Are you ready to help prevent sexual violence?
There’s still much need for awareness and a deeper understanding of the complex history of the anti-sexual violence movement in the United States, dating back to Sojourner Truth in 1851, and the continued interplay of racism, sexism, and human rights. Effective prevention also requires knowing our history. Watch and share this video created by the Washington Coalition of Sexual Assault Programs.
Every single day, rape crisis center advocates and volunteers support survivors with free and confidential services such as counseling and support, legal, medical and housing advocacy, food assistance and safety planning. Throughout the pandemic, these programs have continued to meet people (albeit often virtually) where they are at to help meet their current and long terms needs for stability and healing.
We also want to recognize the presidential proclamation issued by the Biden/Harris Administration in recognition of SAAM. The first sentence makes clear that this Administration understands that sexual violence is an urgent matter that requires a public health response: “Sexual assault, at its core, is a devastating abuse of power — one that affects people of every age, race, sex, gender identity, sexual orientation, national origin, socioeconomic background, and religion.”
Below are three concrete steps you can take this month to make a difference:
#1: Prevention is on ALL of us
Sexual violence is preventable. Jane Doe Inc. (JDI)’s #ReimagineManhood Campaign focuses on shifting social norms and values to foster gender equity and racial justice as an antidote to all forms of abuses of power. The most recent “5 Things with JDI” featured Ted Bunch from “A Call To Men” and their new book, “The Book of Dares” which is great for adults and youth! Watch the episode here.
We can also prevent sexual violence by being an active bystander. When no action is taken and people remain silent or ignore the behavior, we create a false consensus that sexual violence is OK. We can make the choice to “act” whether is now or later in a private conversation. Here are some examples on how to take action.
#2: Connect with your local rape crisis center (RCC)
There are 16 rape crisis centers in Massachusetts: some are stand alone RCCs, and others are combined with domestic violence programs. These independent organizations provide direct support and services to people who experience sexual violence as well as to friends and family members.
Many RCCs are holding events throughout April. Check out Jane Doe Inc. (JDI)’s calendar which will be updated throughout the month.
Invite a RCC to make a presentation at your school or workplace, or train your staff on how to respond to disclosures of sexual violence and to create a safer work environment.
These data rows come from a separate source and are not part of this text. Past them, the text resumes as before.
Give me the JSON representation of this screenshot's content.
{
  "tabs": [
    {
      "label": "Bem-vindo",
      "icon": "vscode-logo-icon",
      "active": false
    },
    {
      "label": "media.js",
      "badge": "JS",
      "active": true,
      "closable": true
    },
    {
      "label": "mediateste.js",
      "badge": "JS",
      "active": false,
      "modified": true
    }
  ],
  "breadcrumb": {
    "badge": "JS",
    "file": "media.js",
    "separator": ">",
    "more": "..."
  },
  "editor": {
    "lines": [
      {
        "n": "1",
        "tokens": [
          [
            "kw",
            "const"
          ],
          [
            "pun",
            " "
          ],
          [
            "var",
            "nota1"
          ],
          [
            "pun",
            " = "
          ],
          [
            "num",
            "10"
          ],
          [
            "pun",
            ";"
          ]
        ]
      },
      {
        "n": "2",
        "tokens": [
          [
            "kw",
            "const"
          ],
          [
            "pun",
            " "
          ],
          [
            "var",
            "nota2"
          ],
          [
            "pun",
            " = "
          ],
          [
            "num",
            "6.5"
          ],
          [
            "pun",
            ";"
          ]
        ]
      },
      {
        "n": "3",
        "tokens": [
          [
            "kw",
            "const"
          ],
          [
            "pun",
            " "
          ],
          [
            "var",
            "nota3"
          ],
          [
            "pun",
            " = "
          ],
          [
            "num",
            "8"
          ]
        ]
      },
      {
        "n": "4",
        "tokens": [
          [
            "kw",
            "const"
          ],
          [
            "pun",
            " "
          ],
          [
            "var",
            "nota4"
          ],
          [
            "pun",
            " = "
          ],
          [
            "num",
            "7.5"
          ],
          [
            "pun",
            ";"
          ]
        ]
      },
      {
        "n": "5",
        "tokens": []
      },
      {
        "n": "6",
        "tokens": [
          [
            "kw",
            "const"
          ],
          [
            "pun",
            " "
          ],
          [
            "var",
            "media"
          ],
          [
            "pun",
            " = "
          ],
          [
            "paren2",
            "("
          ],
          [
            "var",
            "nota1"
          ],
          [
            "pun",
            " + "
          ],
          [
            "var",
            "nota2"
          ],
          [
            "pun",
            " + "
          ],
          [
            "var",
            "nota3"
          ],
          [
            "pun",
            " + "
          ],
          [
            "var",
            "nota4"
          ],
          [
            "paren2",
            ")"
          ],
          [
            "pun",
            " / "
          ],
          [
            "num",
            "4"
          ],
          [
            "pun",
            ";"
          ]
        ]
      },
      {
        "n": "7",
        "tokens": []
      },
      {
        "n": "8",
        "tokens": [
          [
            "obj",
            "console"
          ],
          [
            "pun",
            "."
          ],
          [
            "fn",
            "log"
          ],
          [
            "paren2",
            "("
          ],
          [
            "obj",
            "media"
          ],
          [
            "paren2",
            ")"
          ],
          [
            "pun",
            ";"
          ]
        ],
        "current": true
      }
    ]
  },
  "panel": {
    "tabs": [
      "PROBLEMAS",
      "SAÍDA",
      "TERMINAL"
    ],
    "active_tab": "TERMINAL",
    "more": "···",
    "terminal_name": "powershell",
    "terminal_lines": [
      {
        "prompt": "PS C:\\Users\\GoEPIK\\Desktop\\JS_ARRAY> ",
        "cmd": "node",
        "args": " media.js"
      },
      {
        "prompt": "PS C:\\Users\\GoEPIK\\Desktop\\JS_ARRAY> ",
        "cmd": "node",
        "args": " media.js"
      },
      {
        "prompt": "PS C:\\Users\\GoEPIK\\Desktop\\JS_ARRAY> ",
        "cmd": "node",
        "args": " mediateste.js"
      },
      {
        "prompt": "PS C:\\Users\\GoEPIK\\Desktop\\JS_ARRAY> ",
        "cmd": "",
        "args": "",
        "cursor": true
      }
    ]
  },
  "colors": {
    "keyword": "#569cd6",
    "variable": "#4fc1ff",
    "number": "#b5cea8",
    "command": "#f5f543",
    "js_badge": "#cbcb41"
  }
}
You can find the list of RCCs in Massachusetts here.
#3: Online safety
Connecting online in the increasingly technology driven world of work, school, and our social lives means that harmful content and behaviors may also be present.
Check out the tool and resources on the National Sexual Violence Resource Center (NSVRC) website on digital consent, boundaries, safety tips, and what you can do to help create a safe and respectful experience for you, your children, your co-workers, and your friends.
Together, we can make a difference!